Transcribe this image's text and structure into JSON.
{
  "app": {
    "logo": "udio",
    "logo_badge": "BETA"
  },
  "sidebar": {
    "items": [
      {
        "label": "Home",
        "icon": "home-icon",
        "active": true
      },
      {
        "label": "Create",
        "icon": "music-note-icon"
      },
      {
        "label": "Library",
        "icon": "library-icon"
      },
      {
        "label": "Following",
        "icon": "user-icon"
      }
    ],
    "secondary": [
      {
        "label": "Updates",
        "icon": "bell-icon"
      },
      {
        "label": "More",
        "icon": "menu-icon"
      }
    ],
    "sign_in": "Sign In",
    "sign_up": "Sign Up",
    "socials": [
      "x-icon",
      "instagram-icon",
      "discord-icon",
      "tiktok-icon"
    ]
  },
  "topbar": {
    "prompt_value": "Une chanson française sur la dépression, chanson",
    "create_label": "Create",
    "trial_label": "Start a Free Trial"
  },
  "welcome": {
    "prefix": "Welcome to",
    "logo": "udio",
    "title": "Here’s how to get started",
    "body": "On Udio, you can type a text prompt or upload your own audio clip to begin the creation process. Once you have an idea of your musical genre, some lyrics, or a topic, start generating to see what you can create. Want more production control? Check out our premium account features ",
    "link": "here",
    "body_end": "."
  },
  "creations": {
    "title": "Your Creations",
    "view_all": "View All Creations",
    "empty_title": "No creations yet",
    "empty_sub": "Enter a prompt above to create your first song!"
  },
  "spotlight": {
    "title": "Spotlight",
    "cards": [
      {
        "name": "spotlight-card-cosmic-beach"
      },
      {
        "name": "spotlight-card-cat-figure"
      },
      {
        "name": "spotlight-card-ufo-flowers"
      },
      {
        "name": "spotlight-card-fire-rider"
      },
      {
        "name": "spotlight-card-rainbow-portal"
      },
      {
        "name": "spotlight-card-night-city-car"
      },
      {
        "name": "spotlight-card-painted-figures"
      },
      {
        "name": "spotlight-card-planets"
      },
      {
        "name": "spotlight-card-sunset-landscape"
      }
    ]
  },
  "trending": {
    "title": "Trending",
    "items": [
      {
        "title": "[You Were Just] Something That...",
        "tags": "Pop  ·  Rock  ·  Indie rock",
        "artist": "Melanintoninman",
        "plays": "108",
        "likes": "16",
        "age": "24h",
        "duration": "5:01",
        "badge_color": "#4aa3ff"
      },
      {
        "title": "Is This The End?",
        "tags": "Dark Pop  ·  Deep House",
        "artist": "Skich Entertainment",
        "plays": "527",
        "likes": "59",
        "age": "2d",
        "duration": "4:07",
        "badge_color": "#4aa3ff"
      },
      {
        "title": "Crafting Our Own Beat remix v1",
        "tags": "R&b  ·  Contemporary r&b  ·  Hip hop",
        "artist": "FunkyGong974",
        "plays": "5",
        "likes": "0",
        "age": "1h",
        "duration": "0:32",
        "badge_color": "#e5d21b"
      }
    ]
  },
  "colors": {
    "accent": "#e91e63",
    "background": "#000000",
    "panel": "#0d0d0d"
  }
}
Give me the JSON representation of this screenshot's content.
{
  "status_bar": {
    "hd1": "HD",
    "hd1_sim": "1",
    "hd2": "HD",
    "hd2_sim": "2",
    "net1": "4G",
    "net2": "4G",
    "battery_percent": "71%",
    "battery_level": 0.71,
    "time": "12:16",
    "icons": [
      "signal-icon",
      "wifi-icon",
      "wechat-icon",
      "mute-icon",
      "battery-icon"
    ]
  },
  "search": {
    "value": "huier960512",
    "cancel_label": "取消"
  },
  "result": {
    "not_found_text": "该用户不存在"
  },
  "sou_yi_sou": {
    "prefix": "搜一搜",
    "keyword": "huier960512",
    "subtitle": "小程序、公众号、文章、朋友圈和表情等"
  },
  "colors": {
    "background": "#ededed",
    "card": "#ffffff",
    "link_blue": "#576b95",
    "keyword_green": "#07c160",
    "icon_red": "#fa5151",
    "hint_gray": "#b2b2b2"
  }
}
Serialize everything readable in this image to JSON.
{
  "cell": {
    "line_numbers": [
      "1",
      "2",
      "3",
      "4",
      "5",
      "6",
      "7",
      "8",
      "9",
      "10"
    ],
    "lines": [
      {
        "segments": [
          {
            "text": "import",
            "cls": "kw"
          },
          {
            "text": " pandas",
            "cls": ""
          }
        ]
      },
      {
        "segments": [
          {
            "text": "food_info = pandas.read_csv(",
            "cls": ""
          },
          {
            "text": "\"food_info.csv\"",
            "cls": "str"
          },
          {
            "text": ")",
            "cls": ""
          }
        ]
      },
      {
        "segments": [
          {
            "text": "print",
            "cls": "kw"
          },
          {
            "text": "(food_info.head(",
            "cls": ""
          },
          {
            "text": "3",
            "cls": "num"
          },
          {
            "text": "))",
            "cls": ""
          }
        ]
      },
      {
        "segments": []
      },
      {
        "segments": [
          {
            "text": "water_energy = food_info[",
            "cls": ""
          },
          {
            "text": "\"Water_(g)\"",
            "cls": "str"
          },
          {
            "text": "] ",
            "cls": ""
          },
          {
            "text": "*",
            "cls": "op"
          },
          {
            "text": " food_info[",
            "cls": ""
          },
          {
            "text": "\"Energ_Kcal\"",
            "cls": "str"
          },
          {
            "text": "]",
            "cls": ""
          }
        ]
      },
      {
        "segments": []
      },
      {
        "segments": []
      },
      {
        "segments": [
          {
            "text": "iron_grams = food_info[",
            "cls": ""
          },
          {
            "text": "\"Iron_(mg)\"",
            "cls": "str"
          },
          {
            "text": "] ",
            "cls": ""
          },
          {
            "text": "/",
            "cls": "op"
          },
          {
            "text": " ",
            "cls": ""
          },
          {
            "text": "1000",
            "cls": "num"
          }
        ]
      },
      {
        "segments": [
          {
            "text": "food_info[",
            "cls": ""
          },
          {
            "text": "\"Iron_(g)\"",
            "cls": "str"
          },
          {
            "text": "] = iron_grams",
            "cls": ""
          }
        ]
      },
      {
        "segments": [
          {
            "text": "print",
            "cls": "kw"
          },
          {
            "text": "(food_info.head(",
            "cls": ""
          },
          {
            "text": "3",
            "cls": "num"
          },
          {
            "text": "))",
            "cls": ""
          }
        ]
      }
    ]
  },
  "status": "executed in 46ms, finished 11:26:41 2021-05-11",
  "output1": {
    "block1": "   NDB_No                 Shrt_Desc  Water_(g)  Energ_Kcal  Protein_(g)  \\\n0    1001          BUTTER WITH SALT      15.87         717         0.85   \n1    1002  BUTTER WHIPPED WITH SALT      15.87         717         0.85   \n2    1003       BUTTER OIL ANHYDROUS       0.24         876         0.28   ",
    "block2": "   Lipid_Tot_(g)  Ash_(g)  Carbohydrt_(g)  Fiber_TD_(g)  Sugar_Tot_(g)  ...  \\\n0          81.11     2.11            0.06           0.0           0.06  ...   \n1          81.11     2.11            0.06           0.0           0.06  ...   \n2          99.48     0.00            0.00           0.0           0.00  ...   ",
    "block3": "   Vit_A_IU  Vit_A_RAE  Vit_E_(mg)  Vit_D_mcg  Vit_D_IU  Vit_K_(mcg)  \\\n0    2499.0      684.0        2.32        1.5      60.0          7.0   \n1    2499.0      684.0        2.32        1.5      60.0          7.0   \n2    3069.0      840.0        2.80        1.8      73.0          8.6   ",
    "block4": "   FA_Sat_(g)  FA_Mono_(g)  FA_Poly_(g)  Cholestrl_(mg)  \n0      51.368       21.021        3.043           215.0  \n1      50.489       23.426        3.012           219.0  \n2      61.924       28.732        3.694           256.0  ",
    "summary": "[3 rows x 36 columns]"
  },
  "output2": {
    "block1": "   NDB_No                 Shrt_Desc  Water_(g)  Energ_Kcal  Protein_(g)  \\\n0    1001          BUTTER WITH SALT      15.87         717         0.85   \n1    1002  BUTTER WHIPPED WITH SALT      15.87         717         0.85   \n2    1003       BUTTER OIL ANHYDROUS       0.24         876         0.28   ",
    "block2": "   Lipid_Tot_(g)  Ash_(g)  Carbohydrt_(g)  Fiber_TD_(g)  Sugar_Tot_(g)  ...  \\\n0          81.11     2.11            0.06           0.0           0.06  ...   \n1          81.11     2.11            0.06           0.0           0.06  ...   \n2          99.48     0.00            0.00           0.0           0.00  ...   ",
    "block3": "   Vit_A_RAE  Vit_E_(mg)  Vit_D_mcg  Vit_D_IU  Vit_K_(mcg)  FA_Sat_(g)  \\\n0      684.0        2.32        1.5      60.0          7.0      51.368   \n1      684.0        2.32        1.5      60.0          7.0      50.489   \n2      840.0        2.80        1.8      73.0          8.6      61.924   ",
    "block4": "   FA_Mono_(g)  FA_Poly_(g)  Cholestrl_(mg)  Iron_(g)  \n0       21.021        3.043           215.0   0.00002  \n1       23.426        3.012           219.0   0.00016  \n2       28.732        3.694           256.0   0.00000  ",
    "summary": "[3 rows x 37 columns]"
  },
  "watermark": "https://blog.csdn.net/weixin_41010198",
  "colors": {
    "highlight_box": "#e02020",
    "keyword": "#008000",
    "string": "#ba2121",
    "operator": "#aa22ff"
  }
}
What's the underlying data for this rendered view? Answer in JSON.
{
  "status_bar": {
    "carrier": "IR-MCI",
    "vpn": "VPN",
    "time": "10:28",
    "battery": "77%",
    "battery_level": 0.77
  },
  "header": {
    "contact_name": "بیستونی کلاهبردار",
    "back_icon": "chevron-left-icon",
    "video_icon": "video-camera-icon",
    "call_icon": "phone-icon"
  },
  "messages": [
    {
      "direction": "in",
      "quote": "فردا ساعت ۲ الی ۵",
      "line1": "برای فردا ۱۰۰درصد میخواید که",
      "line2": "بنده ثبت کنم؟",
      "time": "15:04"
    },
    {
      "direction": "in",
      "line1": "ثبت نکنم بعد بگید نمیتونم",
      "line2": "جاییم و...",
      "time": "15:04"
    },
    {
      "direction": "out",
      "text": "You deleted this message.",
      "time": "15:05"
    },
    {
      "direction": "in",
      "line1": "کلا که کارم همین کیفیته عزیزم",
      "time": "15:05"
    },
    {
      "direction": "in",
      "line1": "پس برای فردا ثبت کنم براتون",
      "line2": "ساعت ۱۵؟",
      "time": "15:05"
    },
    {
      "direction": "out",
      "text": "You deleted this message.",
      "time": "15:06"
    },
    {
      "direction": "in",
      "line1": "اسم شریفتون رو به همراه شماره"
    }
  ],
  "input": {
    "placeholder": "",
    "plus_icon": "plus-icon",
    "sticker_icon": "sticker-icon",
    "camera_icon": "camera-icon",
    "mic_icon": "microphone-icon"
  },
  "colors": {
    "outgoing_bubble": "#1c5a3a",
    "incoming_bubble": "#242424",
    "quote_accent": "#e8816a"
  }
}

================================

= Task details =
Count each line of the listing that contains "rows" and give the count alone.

= Solution =
2